Excerpted data
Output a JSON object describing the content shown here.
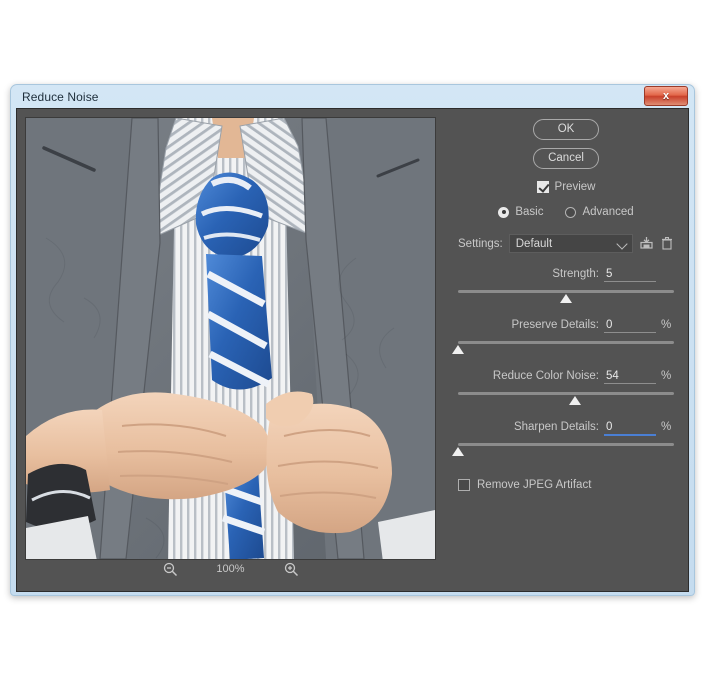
{
  "window": {
    "title": "Reduce Noise",
    "close_label": "x",
    "close_icon": "close-icon"
  },
  "preview": {
    "zoom_out_icon": "zoom-out-magnifier-icon",
    "zoom_in_icon": "zoom-in-magnifier-icon",
    "zoom_level": "100%",
    "image_description": "Man in gray suit adjusting a blue striped necktie over a white pinstriped shirt"
  },
  "controls": {
    "ok_label": "OK",
    "cancel_label": "Cancel",
    "preview_checkbox": {
      "label": "Preview",
      "checked": true
    },
    "mode": {
      "basic_label": "Basic",
      "advanced_label": "Advanced",
      "selected": "Basic"
    },
    "settings": {
      "label": "Settings:",
      "value": "Default",
      "save_icon": "save-preset-icon",
      "delete_icon": "trash-delete-preset-icon",
      "chevron_icon": "chevron-down-icon"
    },
    "sliders": [
      {
        "label": "Strength:",
        "value": "5",
        "unit": "",
        "percent": 50,
        "focused": false
      },
      {
        "label": "Preserve Details:",
        "value": "0",
        "unit": "%",
        "percent": 0,
        "focused": false
      },
      {
        "label": "Reduce Color Noise:",
        "value": "54",
        "unit": "%",
        "percent": 54,
        "focused": false
      },
      {
        "label": "Sharpen Details:",
        "value": "0",
        "unit": "%",
        "percent": 0,
        "focused": true
      }
    ],
    "jpeg_artifact": {
      "label": "Remove JPEG Artifact",
      "checked": false
    }
  },
  "colors": {
    "dialog_bg": "#535353",
    "titlebar_bg": "#cde2f2",
    "close_red": "#c9402a",
    "focus_blue": "#4a7fd4",
    "tie_blue": "#2a63b5"
  }
}
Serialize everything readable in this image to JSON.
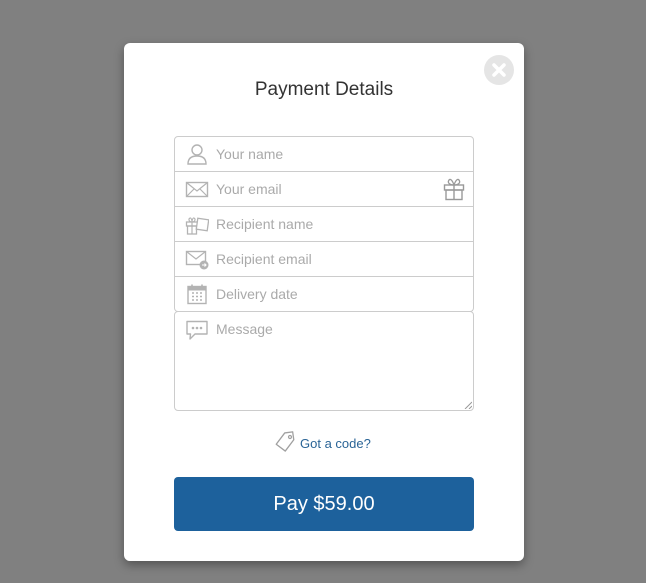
{
  "modal": {
    "title": "Payment Details",
    "close_icon": "close-circle-icon"
  },
  "fields": {
    "your_name": {
      "placeholder": "Your name",
      "value": "",
      "icon": "user-icon"
    },
    "your_email": {
      "placeholder": "Your email",
      "value": "",
      "icon": "envelope-icon",
      "action_icon": "gift-icon"
    },
    "recipient_name": {
      "placeholder": "Recipient name",
      "value": "",
      "icon": "gift-card-icon"
    },
    "recipient_email": {
      "placeholder": "Recipient email",
      "value": "",
      "icon": "envelope-send-icon"
    },
    "delivery_date": {
      "placeholder": "Delivery date",
      "value": "",
      "icon": "calendar-icon"
    },
    "message": {
      "placeholder": "Message",
      "value": "",
      "icon": "speech-bubble-icon"
    }
  },
  "promo": {
    "label": "Got a code?",
    "icon": "tag-icon"
  },
  "pay_button": {
    "label": "Pay $59.00"
  },
  "colors": {
    "overlay": "#808080",
    "accent": "#1d619c",
    "link": "#2a6496",
    "icon": "#b3b3b3"
  }
}
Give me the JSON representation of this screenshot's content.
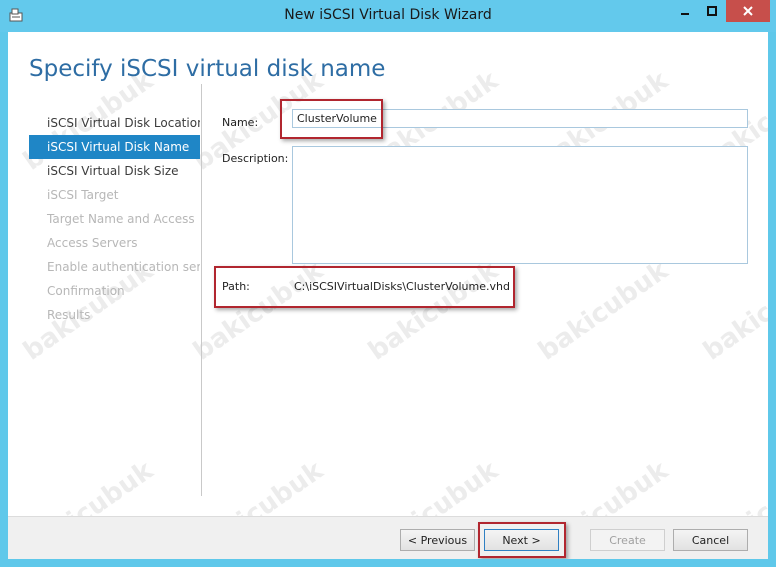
{
  "window": {
    "title": "New iSCSI Virtual Disk Wizard",
    "icon": "wizard-app-icon"
  },
  "page": {
    "heading": "Specify iSCSI virtual disk name"
  },
  "nav": {
    "items": [
      {
        "label": "iSCSI Virtual Disk Location",
        "state": "normal"
      },
      {
        "label": "iSCSI Virtual Disk Name",
        "state": "selected"
      },
      {
        "label": "iSCSI Virtual Disk Size",
        "state": "normal"
      },
      {
        "label": "iSCSI Target",
        "state": "disabled"
      },
      {
        "label": "Target Name and Access",
        "state": "disabled"
      },
      {
        "label": "Access Servers",
        "state": "disabled"
      },
      {
        "label": "Enable authentication ser...",
        "state": "disabled"
      },
      {
        "label": "Confirmation",
        "state": "disabled"
      },
      {
        "label": "Results",
        "state": "disabled"
      }
    ]
  },
  "form": {
    "name_label": "Name:",
    "name_value": "ClusterVolume",
    "description_label": "Description:",
    "description_value": "",
    "path_label": "Path:",
    "path_value": "C:\\iSCSIVirtualDisks\\ClusterVolume.vhd"
  },
  "buttons": {
    "previous": "< Previous",
    "next": "Next >",
    "create": "Create",
    "cancel": "Cancel"
  },
  "watermark": "bakicubuk",
  "colors": {
    "heading": "#2e6da4",
    "nav_selected": "#1f86c6",
    "highlight": "#b1262f",
    "titlebar": "#63c9ec",
    "close": "#c74f4b"
  }
}
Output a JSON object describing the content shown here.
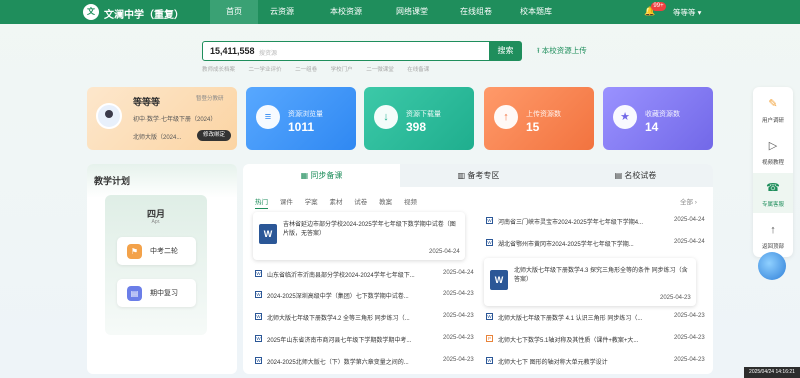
{
  "header": {
    "logo": "文",
    "school_name": "文澜中学（重复）",
    "nav": [
      "首页",
      "云资源",
      "本校资源",
      "网络课堂",
      "在线组卷",
      "校本题库"
    ],
    "notification_count": "99+",
    "user_name": "等等等 ▾"
  },
  "search": {
    "count": "15,411,558",
    "placeholder": "搜资源",
    "button_label": "搜索",
    "upload_label": "本校资源上传"
  },
  "quick_links": [
    "教师成长档案",
    "二一学业评价",
    "二一组卷",
    "学校门户",
    "二一微课堂",
    "在线备课"
  ],
  "user_card": {
    "name": "等等等",
    "switch_role": "暂登分教研",
    "grade": "初中·数学·七年级下册（2024）",
    "edition": "北师大版（2024...",
    "edit_button": "修改绑定"
  },
  "stats": [
    {
      "label": "资源浏览量",
      "value": "1011",
      "icon": "document-icon",
      "color": "#2f88f2"
    },
    {
      "label": "资源下载量",
      "value": "398",
      "icon": "download-icon",
      "color": "#1fae8e"
    },
    {
      "label": "上传资源数",
      "value": "15",
      "icon": "upload-icon",
      "color": "#f2733f"
    },
    {
      "label": "收藏资源数",
      "value": "14",
      "icon": "star-icon",
      "color": "#7268e8"
    }
  ],
  "plan": {
    "title": "教学计划",
    "month": "四月",
    "month_en": "Apr.",
    "items": [
      "中考二轮",
      "期中复习"
    ]
  },
  "content": {
    "tabs": [
      "同步备课",
      "备考专区",
      "名校试卷"
    ],
    "subtabs": [
      "热门",
      "课件",
      "学案",
      "素材",
      "试卷",
      "教案",
      "视频"
    ],
    "all_label": "全部 ›",
    "left_featured": {
      "title": "吉林省延边市部分学校2024-2025学年七年级下数学期中试卷（图片版，无答案）",
      "date": "2025-04-24"
    },
    "left_rows": [
      {
        "title": "山东省临沂市沂南县部分学校2024-2024学年七年级下...",
        "date": "2025-04-24"
      },
      {
        "title": "2024-2025深圳高级中学（集团）七下数学期中试卷...",
        "date": "2025-04-23"
      },
      {
        "title": "北师大版七年级下册数学4.2 全等三角形 同步练习（...",
        "date": "2025-04-23"
      },
      {
        "title": "2025年山东省济南市商河县七年级下学期数学期中考...",
        "date": "2025-04-23"
      },
      {
        "title": "2024-2025北师大版七（下）数学第六章变量之间的...",
        "date": "2025-04-23"
      }
    ],
    "right_rows_top": [
      {
        "title": "河南省三门峡市灵宝市2024-2025学年七年级下学期4...",
        "date": "2025-04-24"
      },
      {
        "title": "湖北省鄂州市黄冈市2024-2025学年七年级下学期...",
        "date": "2025-04-24"
      }
    ],
    "right_featured": {
      "title": "北师大版七年级下册数学4.3 探究三角形全等的条件 同步练习（含答案）",
      "date": "2025-04-23"
    },
    "right_rows_bottom": [
      {
        "title": "北师大版七年级下册数学 4.1 认识三角形 同步练习（...",
        "date": "2025-04-23"
      },
      {
        "title": "北师大七下数学5.1轴对称及其性质（课件+教案+大...",
        "date": "2025-04-23",
        "pdf": true
      },
      {
        "title": "北师大七下 图形的轴对称大单元教学设计",
        "date": "2025-04-23"
      }
    ]
  },
  "sidebar": [
    {
      "label": "用户调研",
      "icon": "survey-icon"
    },
    {
      "label": "视频教程",
      "icon": "video-icon"
    },
    {
      "label": "专属客服",
      "icon": "headset-icon"
    },
    {
      "label": "返回顶部",
      "icon": "arrow-up-icon"
    }
  ],
  "clock": "2025/04/24 14:16:21"
}
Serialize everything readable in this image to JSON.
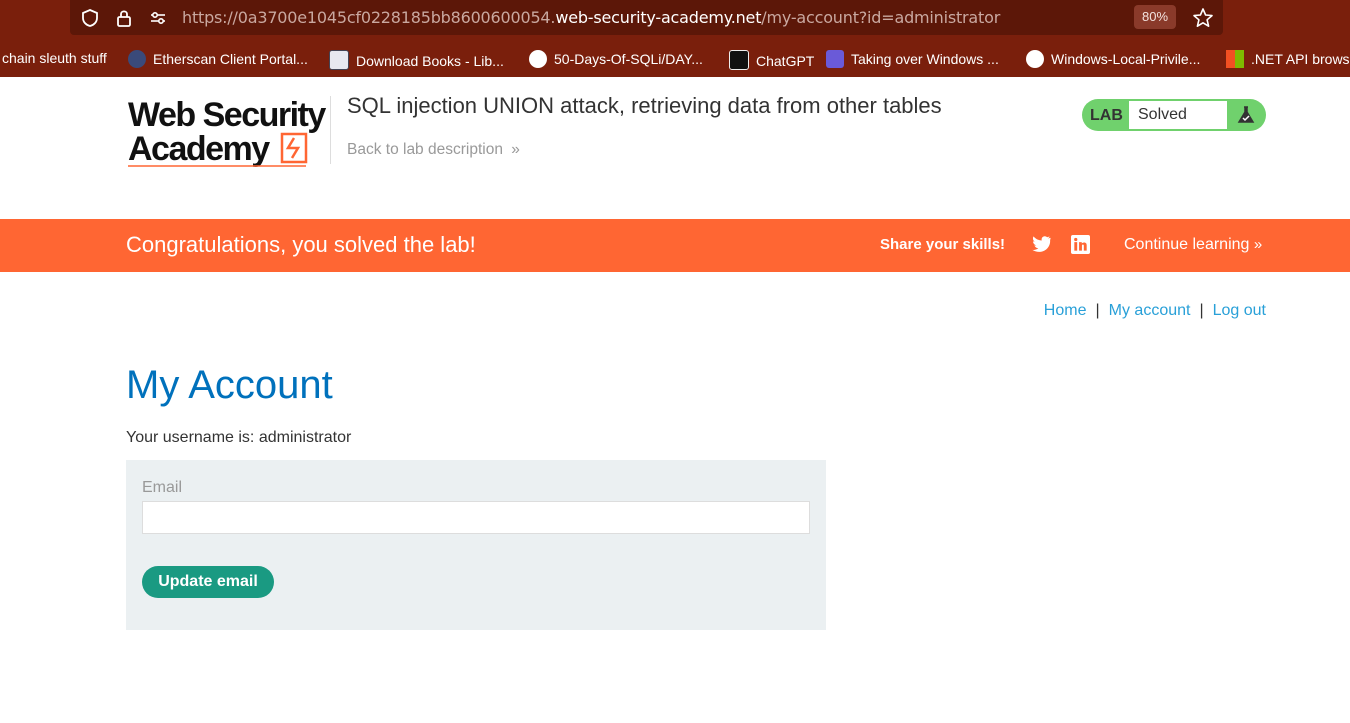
{
  "browser": {
    "url_prefix": "https://0a3700e1045cf0228185bb8600600054.",
    "url_domain": "web-security-academy.net",
    "url_path": "/my-account?id=administrator",
    "zoom": "80%",
    "bookmarks": [
      {
        "label": "chain sleuth stuff",
        "icon": "none"
      },
      {
        "label": "Etherscan Client Portal...",
        "icon": "etherscan-icon"
      },
      {
        "label": "Download Books - Lib...",
        "icon": "book-icon"
      },
      {
        "label": "50-Days-Of-SQLi/DAY...",
        "icon": "github-icon"
      },
      {
        "label": "ChatGPT",
        "icon": "chatgpt-icon"
      },
      {
        "label": "Taking over Windows ...",
        "icon": "ri-icon"
      },
      {
        "label": "Windows-Local-Privile...",
        "icon": "github-icon"
      },
      {
        "label": ".NET API brows",
        "icon": "microsoft-icon"
      }
    ]
  },
  "header": {
    "logo_line1": "Web Security",
    "logo_line2": "Academy",
    "lab_title": "SQL injection UNION attack, retrieving data from other tables",
    "back_link": "Back to lab description",
    "badge_label": "LAB",
    "badge_status": "Solved"
  },
  "banner": {
    "congrats": "Congratulations, you solved the lab!",
    "share": "Share your skills!",
    "continue": "Continue learning"
  },
  "nav": {
    "home": "Home",
    "account": "My account",
    "logout": "Log out",
    "separator": "|"
  },
  "main": {
    "title": "My Account",
    "username_text": "Your username is: administrator",
    "email_label": "Email",
    "email_value": "",
    "update_button": "Update email"
  },
  "colors": {
    "browser_frame": "#7a1f0c",
    "banner": "#ff6633",
    "title_blue": "#0071bc",
    "link_blue": "#29a0d8",
    "button_green": "#1a9a82",
    "badge_green": "#70d16d"
  }
}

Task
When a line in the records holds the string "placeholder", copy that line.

Exercise result
      "placeholder": "Your name",
      "placeholder": "Your email",
      "placeholder": "Recipient name",
      "placeholder": "Recipient email",
      "placeholder": "Delivery date",
      "placeholder": "Message",
    "placeholder": "搜资源",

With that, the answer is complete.